• [WORK REQUEST]: For every line in the data below that contains "count", copy the line.

• [LISTED ENTRIES]:
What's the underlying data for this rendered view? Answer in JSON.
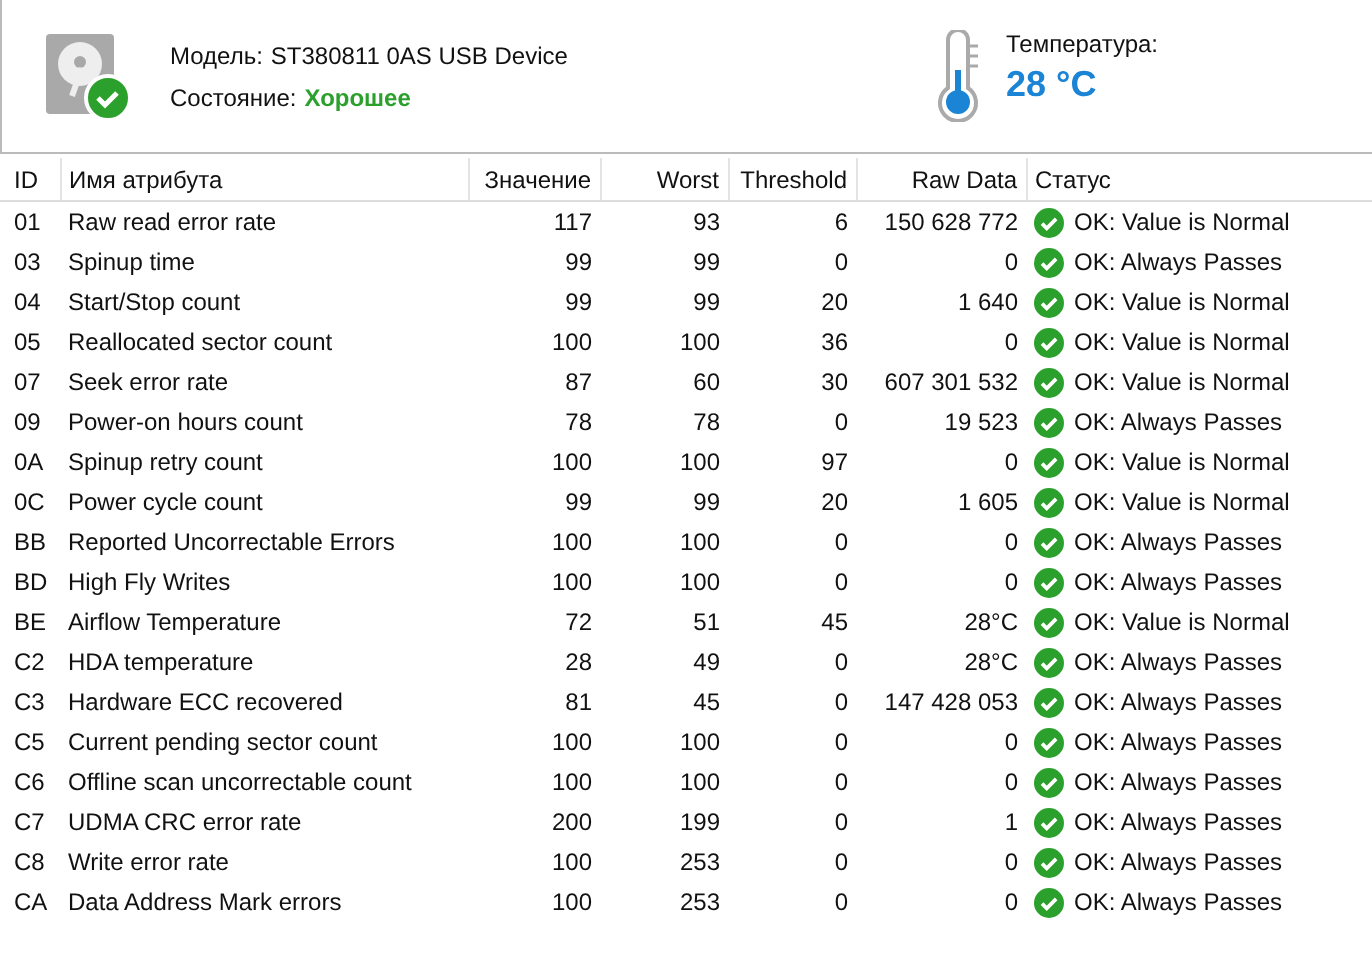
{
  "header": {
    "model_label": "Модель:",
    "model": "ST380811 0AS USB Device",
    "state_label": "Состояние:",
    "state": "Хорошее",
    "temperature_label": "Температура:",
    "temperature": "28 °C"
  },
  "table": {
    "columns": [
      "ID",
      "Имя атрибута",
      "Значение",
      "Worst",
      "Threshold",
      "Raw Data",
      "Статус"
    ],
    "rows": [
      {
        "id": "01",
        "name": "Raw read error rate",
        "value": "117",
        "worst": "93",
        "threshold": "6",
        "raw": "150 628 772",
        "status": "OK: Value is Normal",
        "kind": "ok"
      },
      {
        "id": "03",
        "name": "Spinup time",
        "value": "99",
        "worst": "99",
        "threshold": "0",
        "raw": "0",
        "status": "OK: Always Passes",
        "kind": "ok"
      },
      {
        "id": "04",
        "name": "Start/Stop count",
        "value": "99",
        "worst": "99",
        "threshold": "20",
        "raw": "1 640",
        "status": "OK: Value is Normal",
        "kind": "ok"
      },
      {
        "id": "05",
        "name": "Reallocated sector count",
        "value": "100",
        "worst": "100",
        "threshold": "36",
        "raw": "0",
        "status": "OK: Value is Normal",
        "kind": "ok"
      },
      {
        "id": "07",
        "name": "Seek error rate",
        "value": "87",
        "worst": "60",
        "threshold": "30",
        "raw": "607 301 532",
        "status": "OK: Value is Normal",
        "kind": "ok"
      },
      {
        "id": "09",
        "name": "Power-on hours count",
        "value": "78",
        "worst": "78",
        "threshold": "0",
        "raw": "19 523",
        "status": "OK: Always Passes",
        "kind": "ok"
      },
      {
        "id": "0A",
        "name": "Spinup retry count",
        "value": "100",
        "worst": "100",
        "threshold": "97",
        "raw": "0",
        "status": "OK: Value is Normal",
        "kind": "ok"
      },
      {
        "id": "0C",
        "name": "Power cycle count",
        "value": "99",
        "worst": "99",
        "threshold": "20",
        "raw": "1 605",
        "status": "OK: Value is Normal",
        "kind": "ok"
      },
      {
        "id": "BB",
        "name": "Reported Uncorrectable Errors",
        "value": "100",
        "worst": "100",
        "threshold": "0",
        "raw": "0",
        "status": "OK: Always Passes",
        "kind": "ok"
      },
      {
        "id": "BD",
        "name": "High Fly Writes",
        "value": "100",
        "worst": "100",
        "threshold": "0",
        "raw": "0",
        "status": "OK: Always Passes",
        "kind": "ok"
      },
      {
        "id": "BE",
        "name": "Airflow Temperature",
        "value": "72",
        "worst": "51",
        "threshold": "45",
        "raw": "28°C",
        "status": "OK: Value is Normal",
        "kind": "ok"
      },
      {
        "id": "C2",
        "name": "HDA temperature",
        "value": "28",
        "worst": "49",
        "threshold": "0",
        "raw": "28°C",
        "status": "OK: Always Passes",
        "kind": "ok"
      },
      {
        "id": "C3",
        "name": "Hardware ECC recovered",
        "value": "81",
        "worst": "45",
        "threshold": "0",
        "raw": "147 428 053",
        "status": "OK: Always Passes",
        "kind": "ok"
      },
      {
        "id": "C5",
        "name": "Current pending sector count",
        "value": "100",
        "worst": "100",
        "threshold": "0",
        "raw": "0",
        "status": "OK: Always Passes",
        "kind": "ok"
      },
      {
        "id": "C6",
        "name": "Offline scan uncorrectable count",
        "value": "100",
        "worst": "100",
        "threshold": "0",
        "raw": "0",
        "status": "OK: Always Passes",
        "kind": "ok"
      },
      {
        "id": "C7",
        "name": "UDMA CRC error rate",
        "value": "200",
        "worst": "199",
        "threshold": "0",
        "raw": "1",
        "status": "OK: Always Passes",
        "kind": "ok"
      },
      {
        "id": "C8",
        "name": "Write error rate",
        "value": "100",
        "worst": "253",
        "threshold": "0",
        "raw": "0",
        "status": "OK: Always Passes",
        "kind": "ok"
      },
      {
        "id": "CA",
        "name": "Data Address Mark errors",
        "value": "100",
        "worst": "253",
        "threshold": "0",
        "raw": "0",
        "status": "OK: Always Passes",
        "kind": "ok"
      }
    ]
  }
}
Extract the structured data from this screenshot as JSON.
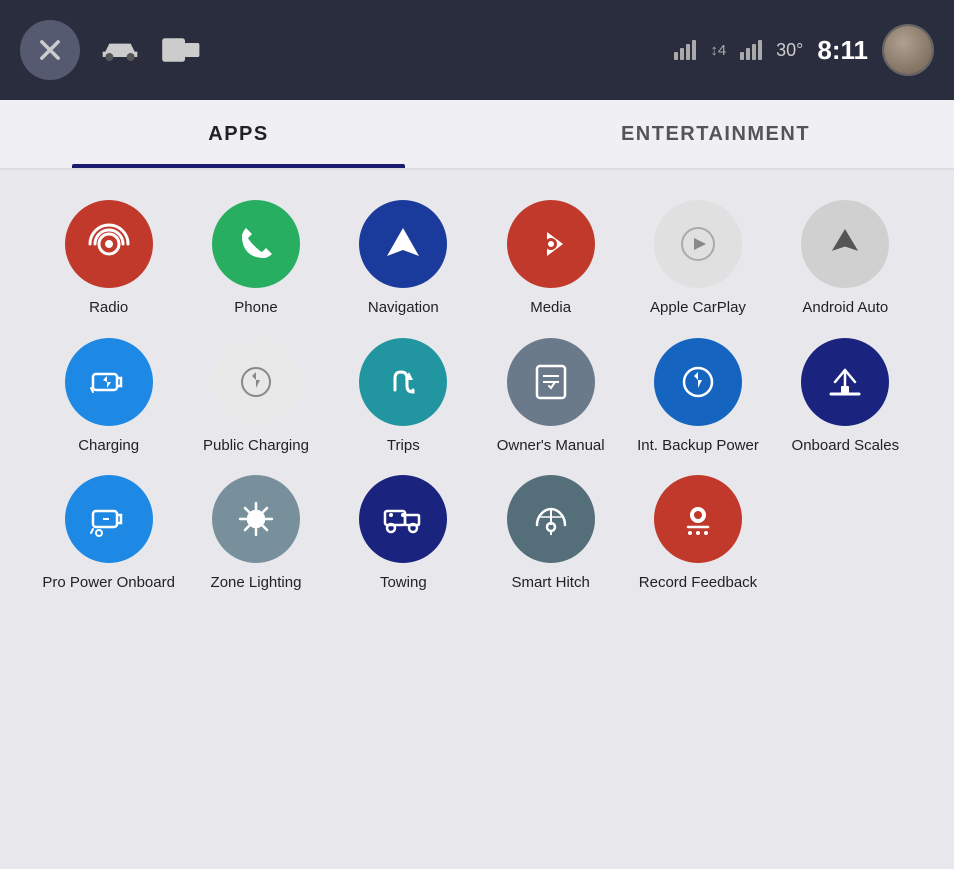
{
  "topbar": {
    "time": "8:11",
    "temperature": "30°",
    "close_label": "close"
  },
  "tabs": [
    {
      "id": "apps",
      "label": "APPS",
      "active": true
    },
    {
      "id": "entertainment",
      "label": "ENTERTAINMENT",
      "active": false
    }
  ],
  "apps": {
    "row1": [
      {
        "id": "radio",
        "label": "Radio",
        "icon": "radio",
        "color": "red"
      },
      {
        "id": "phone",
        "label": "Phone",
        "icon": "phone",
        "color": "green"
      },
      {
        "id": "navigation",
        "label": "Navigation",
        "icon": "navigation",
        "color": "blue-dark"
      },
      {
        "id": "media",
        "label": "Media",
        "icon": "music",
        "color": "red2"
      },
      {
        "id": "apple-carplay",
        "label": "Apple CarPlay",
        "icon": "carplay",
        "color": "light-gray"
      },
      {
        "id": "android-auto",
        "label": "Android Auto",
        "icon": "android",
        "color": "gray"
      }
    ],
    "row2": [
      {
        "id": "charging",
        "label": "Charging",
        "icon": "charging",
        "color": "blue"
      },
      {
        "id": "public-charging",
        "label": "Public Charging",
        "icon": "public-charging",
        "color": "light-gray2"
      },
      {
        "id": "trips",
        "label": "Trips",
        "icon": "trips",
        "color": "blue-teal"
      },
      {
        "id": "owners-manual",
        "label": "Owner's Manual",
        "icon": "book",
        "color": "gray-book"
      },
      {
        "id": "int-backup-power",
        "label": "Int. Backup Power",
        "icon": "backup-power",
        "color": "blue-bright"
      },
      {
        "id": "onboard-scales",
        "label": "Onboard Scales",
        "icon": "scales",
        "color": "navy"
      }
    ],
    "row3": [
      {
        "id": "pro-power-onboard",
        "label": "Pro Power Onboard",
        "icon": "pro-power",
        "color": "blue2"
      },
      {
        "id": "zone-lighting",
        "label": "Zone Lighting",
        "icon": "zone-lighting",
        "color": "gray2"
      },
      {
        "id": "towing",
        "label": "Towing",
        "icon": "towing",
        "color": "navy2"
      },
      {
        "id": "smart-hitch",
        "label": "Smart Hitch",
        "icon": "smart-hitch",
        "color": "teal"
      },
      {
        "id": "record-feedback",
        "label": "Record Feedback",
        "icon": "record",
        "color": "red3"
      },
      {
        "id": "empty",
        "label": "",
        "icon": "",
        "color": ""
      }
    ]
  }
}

• [RESULT]:
        "name": "Start/Stop count",
        "name": "Reallocated sector count",
        "name": "Power-on hours count",
        "name": "Spinup retry count",
        "name": "Power cycle count",
        "name": "Current pending sector count",
        "name": "Offline scan uncorrectable count",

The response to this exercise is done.